Task data
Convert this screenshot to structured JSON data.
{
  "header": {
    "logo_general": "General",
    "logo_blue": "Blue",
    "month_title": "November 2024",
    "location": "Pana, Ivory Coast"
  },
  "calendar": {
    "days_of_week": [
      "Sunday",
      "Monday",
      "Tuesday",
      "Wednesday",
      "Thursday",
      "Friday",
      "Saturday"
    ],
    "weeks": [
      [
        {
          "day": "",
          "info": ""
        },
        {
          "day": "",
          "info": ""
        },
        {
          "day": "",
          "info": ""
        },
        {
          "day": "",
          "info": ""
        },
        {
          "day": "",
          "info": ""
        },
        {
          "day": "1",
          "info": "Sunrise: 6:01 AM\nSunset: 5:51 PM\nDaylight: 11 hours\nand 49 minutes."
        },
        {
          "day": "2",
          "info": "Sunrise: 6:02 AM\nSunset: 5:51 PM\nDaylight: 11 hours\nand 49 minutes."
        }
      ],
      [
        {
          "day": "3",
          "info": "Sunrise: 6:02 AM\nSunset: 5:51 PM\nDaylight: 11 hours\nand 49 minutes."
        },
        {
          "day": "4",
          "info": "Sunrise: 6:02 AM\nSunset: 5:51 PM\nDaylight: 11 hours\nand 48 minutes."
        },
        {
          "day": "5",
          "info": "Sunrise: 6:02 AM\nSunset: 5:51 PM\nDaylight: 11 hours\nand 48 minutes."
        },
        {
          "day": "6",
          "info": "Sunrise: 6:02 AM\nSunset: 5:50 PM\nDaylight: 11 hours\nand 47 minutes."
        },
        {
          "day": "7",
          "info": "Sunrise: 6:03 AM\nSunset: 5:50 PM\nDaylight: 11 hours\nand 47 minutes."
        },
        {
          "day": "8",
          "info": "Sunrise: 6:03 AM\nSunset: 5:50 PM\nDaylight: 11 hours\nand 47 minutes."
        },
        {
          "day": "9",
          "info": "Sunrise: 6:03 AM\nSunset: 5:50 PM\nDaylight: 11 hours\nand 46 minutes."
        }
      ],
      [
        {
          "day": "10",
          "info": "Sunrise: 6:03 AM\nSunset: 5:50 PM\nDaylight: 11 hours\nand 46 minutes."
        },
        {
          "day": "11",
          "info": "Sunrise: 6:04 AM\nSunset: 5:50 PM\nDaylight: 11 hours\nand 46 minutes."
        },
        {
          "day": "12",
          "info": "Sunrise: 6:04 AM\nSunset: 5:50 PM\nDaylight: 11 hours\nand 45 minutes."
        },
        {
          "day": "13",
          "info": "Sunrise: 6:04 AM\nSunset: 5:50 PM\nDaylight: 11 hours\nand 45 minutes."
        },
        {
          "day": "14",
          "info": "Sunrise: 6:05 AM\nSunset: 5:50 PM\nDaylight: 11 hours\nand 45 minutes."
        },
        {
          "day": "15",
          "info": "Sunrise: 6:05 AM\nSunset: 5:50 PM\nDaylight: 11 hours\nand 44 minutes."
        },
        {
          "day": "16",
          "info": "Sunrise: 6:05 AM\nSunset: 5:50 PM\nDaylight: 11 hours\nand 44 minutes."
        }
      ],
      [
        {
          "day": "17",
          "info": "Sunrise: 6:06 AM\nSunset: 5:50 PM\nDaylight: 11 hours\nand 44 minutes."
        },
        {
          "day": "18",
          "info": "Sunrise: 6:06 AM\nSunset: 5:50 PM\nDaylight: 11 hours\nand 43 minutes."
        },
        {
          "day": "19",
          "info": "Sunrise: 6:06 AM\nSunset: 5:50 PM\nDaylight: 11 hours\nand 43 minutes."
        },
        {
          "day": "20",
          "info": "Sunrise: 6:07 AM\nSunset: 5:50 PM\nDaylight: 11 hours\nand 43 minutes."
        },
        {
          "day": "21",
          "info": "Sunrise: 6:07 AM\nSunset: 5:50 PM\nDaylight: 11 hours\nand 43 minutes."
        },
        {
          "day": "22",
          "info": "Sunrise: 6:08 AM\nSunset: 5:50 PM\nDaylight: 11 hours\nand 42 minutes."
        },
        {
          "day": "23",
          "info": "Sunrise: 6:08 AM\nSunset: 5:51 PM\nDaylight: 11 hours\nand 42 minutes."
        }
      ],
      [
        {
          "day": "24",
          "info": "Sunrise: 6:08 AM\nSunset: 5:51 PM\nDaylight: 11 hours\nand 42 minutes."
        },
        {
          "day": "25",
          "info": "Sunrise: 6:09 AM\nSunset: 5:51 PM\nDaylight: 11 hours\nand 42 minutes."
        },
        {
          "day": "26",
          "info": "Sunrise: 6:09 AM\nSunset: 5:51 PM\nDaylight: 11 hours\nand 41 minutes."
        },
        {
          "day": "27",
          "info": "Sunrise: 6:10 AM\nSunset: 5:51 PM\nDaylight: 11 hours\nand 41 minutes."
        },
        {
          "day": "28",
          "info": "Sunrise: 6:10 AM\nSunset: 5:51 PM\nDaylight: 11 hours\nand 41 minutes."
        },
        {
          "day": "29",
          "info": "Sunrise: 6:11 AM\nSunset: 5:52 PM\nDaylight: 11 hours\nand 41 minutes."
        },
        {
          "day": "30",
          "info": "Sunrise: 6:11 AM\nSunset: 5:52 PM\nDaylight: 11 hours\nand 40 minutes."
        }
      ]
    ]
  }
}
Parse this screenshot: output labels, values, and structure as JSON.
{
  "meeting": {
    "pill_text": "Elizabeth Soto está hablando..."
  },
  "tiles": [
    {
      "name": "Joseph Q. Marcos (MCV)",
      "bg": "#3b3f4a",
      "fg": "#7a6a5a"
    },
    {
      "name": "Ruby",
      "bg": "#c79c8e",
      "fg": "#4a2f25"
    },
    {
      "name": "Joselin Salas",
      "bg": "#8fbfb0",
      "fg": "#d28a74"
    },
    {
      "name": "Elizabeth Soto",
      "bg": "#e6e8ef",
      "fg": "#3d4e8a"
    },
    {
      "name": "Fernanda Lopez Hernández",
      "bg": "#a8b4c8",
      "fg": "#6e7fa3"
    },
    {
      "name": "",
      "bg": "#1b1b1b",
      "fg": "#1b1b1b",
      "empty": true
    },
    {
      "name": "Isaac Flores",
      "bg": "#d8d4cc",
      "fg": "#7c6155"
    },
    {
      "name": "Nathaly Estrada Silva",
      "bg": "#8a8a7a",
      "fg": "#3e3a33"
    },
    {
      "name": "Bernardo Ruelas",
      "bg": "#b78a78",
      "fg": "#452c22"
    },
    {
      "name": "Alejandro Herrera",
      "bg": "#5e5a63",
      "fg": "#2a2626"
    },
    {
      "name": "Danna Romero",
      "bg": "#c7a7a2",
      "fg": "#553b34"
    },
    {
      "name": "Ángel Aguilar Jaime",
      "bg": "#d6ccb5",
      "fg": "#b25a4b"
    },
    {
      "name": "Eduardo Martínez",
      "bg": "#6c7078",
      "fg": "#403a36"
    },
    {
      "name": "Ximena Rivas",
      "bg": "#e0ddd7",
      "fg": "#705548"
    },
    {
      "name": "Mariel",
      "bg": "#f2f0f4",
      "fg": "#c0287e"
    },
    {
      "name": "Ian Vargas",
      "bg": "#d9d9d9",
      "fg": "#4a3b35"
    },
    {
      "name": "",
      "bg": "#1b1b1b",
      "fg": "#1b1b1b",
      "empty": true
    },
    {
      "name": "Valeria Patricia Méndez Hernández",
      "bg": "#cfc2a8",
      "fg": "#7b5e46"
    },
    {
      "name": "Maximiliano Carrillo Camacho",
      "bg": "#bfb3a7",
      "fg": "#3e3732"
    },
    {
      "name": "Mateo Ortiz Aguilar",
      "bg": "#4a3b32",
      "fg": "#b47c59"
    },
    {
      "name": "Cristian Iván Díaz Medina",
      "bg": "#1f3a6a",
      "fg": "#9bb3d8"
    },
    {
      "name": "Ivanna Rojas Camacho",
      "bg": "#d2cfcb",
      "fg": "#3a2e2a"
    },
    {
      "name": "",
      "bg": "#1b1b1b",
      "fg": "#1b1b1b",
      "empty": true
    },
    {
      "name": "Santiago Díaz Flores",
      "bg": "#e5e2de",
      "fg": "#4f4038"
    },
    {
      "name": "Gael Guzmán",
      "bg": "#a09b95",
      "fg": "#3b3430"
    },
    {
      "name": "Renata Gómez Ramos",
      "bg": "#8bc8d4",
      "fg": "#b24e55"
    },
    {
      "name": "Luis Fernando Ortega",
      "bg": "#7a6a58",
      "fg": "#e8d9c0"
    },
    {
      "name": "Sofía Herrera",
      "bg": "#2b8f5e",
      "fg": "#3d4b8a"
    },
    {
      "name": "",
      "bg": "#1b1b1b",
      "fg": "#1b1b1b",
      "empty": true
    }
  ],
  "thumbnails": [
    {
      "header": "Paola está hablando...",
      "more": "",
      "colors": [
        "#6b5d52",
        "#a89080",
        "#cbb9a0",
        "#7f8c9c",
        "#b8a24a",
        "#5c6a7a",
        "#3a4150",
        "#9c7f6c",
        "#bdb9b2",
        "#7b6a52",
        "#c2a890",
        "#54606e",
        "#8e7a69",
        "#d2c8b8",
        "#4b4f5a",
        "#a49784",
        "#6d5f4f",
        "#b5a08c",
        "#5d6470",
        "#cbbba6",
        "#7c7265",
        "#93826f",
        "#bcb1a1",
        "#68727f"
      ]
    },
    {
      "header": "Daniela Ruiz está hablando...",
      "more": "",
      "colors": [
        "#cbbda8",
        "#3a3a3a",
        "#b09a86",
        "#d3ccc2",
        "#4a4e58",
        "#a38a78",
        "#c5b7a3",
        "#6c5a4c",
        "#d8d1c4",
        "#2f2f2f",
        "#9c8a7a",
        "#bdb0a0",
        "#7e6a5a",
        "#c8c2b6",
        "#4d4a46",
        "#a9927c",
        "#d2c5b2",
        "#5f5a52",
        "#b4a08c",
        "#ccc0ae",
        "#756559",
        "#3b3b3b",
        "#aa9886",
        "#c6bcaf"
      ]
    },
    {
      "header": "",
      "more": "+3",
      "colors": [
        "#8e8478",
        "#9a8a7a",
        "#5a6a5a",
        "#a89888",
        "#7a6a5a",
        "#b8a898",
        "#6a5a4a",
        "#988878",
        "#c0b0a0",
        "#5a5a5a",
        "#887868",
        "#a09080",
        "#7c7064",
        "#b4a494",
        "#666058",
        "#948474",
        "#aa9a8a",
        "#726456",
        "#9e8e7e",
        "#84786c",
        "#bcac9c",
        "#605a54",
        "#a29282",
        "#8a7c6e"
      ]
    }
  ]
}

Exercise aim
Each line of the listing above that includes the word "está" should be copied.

Completed exercise
    "pill_text": "Elizabeth Soto está hablando..."
      "header": "Paola está hablando...",
      "header": "Daniela Ruiz está hablando...",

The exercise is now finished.